- _TASK GOAL_
Below are records; say how many of their lines include the word "value", giving nothing but the number.

=== TASK DATA ===

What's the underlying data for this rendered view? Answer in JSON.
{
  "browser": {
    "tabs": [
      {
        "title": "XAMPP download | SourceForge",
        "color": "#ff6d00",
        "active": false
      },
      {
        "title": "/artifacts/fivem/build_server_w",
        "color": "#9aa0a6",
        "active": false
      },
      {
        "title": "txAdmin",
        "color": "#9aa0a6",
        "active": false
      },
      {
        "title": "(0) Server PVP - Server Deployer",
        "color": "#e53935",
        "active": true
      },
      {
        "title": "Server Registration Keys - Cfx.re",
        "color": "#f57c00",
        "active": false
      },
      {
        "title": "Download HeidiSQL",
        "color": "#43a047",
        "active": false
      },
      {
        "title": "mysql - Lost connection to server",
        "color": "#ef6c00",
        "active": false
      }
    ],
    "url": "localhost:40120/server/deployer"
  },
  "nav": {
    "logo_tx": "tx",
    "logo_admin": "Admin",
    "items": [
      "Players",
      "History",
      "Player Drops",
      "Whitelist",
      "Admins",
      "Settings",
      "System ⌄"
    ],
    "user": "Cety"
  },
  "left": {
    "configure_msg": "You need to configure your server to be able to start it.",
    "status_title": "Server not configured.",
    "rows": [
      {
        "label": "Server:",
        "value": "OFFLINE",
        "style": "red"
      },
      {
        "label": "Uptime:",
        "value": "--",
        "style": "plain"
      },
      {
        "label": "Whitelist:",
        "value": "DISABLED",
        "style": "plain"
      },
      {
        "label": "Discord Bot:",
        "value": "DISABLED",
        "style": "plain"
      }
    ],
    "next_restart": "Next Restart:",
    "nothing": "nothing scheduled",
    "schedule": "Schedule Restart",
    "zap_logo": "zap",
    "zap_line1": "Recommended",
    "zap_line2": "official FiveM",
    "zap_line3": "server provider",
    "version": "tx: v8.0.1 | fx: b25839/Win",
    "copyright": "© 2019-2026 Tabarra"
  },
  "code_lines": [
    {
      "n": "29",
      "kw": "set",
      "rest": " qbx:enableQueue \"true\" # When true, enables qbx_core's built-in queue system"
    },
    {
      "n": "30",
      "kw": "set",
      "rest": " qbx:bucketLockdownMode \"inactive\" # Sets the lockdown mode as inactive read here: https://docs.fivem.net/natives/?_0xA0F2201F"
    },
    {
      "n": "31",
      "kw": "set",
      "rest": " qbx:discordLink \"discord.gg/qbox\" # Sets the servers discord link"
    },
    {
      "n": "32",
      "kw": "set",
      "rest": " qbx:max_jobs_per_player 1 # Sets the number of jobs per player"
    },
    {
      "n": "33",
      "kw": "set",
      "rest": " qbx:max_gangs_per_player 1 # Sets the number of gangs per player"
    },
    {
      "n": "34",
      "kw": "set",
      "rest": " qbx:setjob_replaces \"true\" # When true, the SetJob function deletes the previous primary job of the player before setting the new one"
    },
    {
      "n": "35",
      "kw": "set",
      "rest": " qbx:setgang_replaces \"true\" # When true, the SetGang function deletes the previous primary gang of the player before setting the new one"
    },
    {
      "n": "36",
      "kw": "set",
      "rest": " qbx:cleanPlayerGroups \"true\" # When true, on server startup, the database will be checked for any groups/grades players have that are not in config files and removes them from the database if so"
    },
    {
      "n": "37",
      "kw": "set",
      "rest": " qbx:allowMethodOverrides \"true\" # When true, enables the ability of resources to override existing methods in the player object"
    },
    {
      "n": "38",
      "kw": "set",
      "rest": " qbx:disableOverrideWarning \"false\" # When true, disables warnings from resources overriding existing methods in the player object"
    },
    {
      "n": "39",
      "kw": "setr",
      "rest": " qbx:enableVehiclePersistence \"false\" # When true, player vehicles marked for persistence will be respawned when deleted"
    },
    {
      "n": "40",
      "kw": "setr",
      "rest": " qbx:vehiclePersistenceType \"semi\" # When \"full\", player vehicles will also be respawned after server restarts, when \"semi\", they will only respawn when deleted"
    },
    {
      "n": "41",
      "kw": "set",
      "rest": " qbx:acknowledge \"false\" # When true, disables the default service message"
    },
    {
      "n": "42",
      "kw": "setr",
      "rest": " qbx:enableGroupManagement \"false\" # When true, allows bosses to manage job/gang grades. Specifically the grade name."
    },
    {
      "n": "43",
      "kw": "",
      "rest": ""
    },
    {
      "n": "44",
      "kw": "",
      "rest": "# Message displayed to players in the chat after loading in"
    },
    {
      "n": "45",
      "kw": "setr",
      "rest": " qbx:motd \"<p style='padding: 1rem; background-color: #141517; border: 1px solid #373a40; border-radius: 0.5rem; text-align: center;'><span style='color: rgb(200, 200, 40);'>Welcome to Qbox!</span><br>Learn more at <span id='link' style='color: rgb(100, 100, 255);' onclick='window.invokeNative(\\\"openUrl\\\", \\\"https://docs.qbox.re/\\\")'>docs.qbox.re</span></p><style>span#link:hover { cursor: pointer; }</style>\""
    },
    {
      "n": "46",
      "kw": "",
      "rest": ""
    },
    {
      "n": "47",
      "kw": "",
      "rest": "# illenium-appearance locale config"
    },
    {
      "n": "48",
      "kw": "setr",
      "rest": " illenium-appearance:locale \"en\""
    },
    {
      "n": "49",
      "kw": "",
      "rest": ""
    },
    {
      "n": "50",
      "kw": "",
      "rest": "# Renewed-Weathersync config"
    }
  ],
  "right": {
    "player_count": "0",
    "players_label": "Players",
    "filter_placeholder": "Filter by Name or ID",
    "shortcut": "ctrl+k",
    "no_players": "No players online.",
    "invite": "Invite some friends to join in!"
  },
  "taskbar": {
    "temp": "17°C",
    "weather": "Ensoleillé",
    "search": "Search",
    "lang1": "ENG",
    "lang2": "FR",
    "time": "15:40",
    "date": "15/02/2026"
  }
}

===

- _RESULT OF THIS EXERCISE_
4